There are many reasons why Thailand has won the hearts of property buyers from mainland China and its special administrative region in Hong Kong.
In 2018, Chinese nationals poured in an impressive 40 billion baht ($1.25 billion USD) on Thai properties, as reported by the Bank of Thailand.
Chinese buyers were also the biggest source of condominium purchases. Other large-scale condominium spenders include citizens from Japan, Singapore, Singapore, Taiwan, the United Kingdom and the United States.
There has been declining interest from Russians, who have invested much Pattaya and Phuket condominium markets for several years now. Colliers International property analyst Phattarachai Taweewong attributes this drop in interest to a weaker rouble.
Carrie Law, CEO and director of Juwai.com, the biggest property website in China, said that low prices and taxes in Thailand were particularly appealing to Chinese buyers.
She further added: “Canada and Australia have declining property markets and new foreign buyer taxes.
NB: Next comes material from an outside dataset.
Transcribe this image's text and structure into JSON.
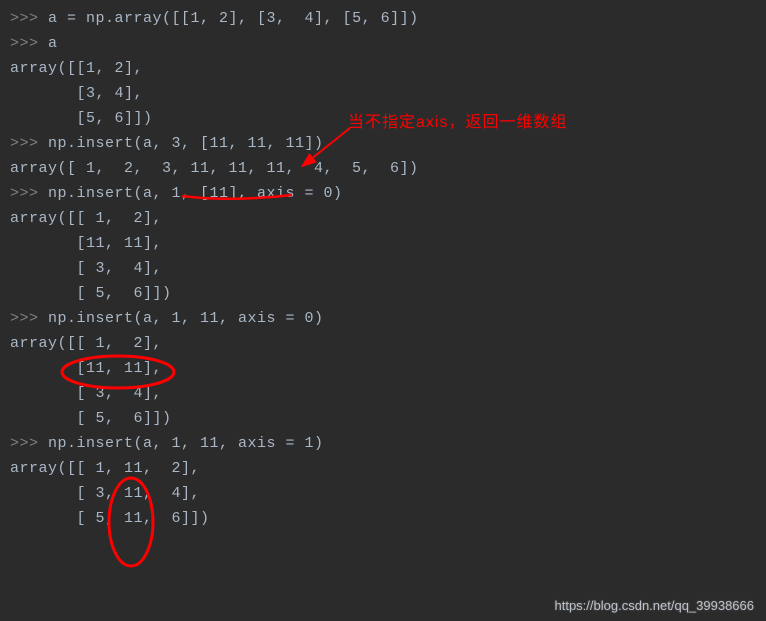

This helps drive investment away from those countries. Thailand does not impose extra taxes on foreign buyers. Prices start in the low US$100,000s. That’s very appealing.”
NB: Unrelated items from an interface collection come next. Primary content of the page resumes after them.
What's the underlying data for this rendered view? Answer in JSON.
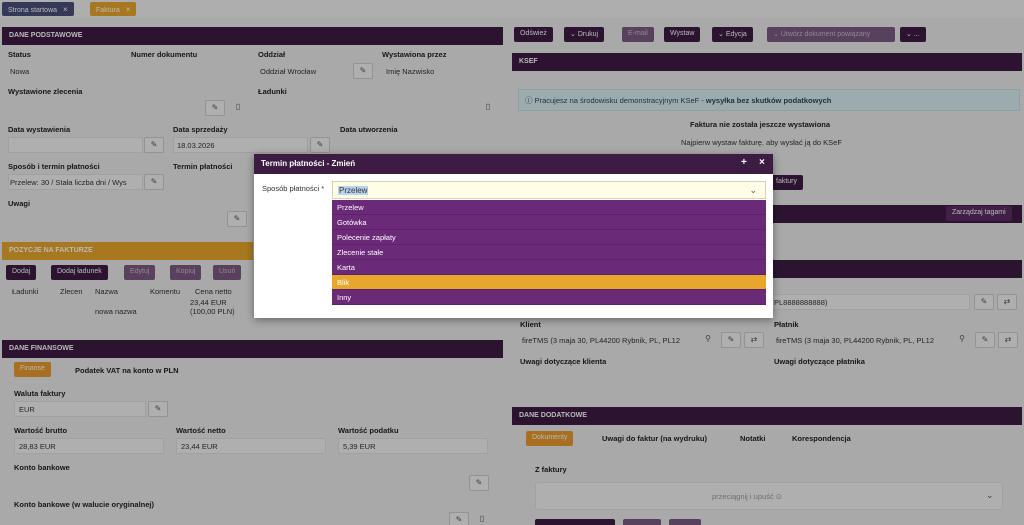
{
  "tabs": [
    {
      "label": "Strona startowa",
      "close": "×"
    },
    {
      "label": "Faktura",
      "close": "×"
    }
  ],
  "dane_podstawowe": {
    "title": "DANE PODSTAWOWE",
    "status_label": "Status",
    "status_value": "Nowa",
    "numer_label": "Numer dokumentu",
    "oddzial_label": "Oddział",
    "oddzial_value": "Oddział Wrocław",
    "wystawiona_label": "Wystawiona przez",
    "wystawiona_value": "Imię Nazwisko",
    "zlecenia_label": "Wystawione zlecenia",
    "ladunki_label": "Ładunki",
    "data_wyst_label": "Data wystawienia",
    "data_sprz_label": "Data sprzedaży",
    "data_sprz_value": "18.03.2026",
    "data_utw_label": "Data utworzenia",
    "sposob_label": "Sposób i termin płatności",
    "sposob_value": "Przelew: 30 / Stała liczba dni / Wys",
    "termin_label": "Termin płatności",
    "uwagi_label": "Uwagi"
  },
  "pozycje": {
    "title": "POZYCJE NA FAKTURZE",
    "buttons": [
      "Dodaj",
      "Dodaj ładunek",
      "Edytuj",
      "Kopiuj",
      "Usuń"
    ],
    "cols": [
      "Ładunki",
      "Zlecen",
      "Nazwa",
      "Komentu",
      "Cena netto"
    ],
    "row_nazwa": "nowa nazwa",
    "row_cena": "23,44 EUR (100,00 PLN)"
  },
  "dane_finansowe": {
    "title": "DANE FINANSOWE",
    "finanse_btn": "Finanse",
    "vat_label": "Podatek VAT na konto w PLN",
    "waluta_label": "Waluta faktury",
    "waluta_value": "EUR",
    "brutto_label": "Wartość brutto",
    "brutto_value": "28,83 EUR",
    "netto_label": "Wartość netto",
    "netto_value": "23,44 EUR",
    "podatek_label": "Wartość podatku",
    "podatek_value": "5,39 EUR",
    "konto_label": "Konto bankowe",
    "konto_oryg_label": "Konto bankowe (w walucie oryginalnej)"
  },
  "toolbar": {
    "odswiez": "Odśwież",
    "drukuj": "Drukuj",
    "email": "E-mail",
    "wystaw": "Wystaw",
    "edycja": "Edycja",
    "utworz": "Utwórz dokument powiązany",
    "more": "..."
  },
  "ksef": {
    "title": "KSEF",
    "info_plain": "Pracujesz na środowisku demonstracyjnym KSeF - ",
    "info_bold": "wysyłka bez skutków podatkowych",
    "status": "Faktura nie została jeszcze wystawiona",
    "hint": "Najpierw wystaw fakturę, aby wysłać ją do KSeF",
    "button": "faktury"
  },
  "tagi_btn": "Zarządzaj tagami",
  "kontrahent": {
    "nip_value": "PL8888888888)",
    "klient_label": "Klient",
    "klient_value": "fireTMS (3 maja 30, PL44200 Rybnik, PL, PL12",
    "platnik_label": "Płatnik",
    "platnik_value": "fireTMS (3 maja 30, PL44200 Rybnik, PL, PL12",
    "uwagi_klient": "Uwagi dotyczące klienta",
    "uwagi_platnik": "Uwagi dotyczące płatnika"
  },
  "dane_dodatkowe": {
    "title": "DANE DODATKOWE",
    "tabs": [
      "Dokumenty",
      "Uwagi do faktur (na wydruku)",
      "Notatki",
      "Korespondencja"
    ],
    "z_faktury": "Z faktury",
    "dropzone": "przeciągnij i upuść ⊙"
  },
  "modal": {
    "title": "Termin płatności - Zmień",
    "plus": "+",
    "close": "×",
    "field_label": "Sposób płatności *",
    "selected": "Przelew",
    "options": [
      "Przelew",
      "Gotówka",
      "Polecenie zapłaty",
      "Zlecenie stałe",
      "Karta",
      "Blik",
      "Inny"
    ],
    "highlighted": "Blik"
  },
  "colors": {
    "primary": "#3d1c44",
    "dropdown": "#6a2a78",
    "highlight": "#e8a72c",
    "accent": "#e89a2b"
  },
  "icons": [
    "edit-icon",
    "copy-icon",
    "file-icon",
    "swap-icon",
    "link-icon",
    "chevron-down-icon",
    "info-icon",
    "close-icon",
    "plus-icon"
  ]
}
Juwai had an overwhelming number of Thai property enquiries in 2018. Its total sales in Thailand topped last year’s charts for the first time. Once popular property markets like Australia and Canada dropped to second and fourth place, respectively, with this huge interest in Thai property.
Many property buyers hail from some of China’s most progressive areas - Beijing, Guangdong, Jiangsu Shanghai and Zhejiang. According to Law: “Beijing has a strong lead, with nearly twice the share of buyers that either Shanghai or Guangdong has.”
Juwai.com notes that approximately half its buyers said they purchased property for personal use. 15 per cent of Thai property buyers needed a holiday property. 6.3 per cent of property buyers said they want a property for their retirement years. Around 70 per cent of all Chinese property buyers told Juwai.com that they hope buying real estate in Thailand would prove to be a good investment.
Foreigners may occupy 49 per cent of condo units in any condo building in Thailand. They cannot own land, however.
Bangkok-based Phoenix Property Development and Consultancy analyst, Surachet Kongcheep, said property in Thailand is “not too expensive”. Because they’re relatively cheap, Chinese buyers invest in units that are below 3 million baht.
According to Phattarachai, Thai properties in China were so popular in China that condo units promoted in the mainland “were sold out before the domestic sales”.
Thailand is currently on the verge of a supply bubble in the property market, he said. Compared to the usual 40,000 to 50,000 units launched each year, there were around 58,000 new condominium units in 2017. 66,000 new units were also built last year.
The Bank of Thailand imposed tighter lending policies to regulate the property market and prevent any real estate bubble. This, however, has made it difficult for Thai people to buy homes. In effect, property sales slowed down.
On the brighter side, experts say foreign buyers, especially Chinese investors, will keep the Thai property market afloat
Phattarachai said: “foreigners paid 92 billion baht (US$2.88 billion) to obtain properties last year, compared with 70 billion baht in 2017. We expect the figure to reach 100 billion baht this year.”
Chinese industrial investors will also be an asset to the property market as they transfer their production bases to Thailand. Juwai.com’s Law said this will help lessen the effects of the US-China trade war.
“Thailand is one of the biggest beneficiaries of the trade war due to its excellent logistics, sophisticated manufacturing and export sector, and a cost of labour that is less than half of China’s,” she added. Because of close commercial ties, we can expect more property investment in the future.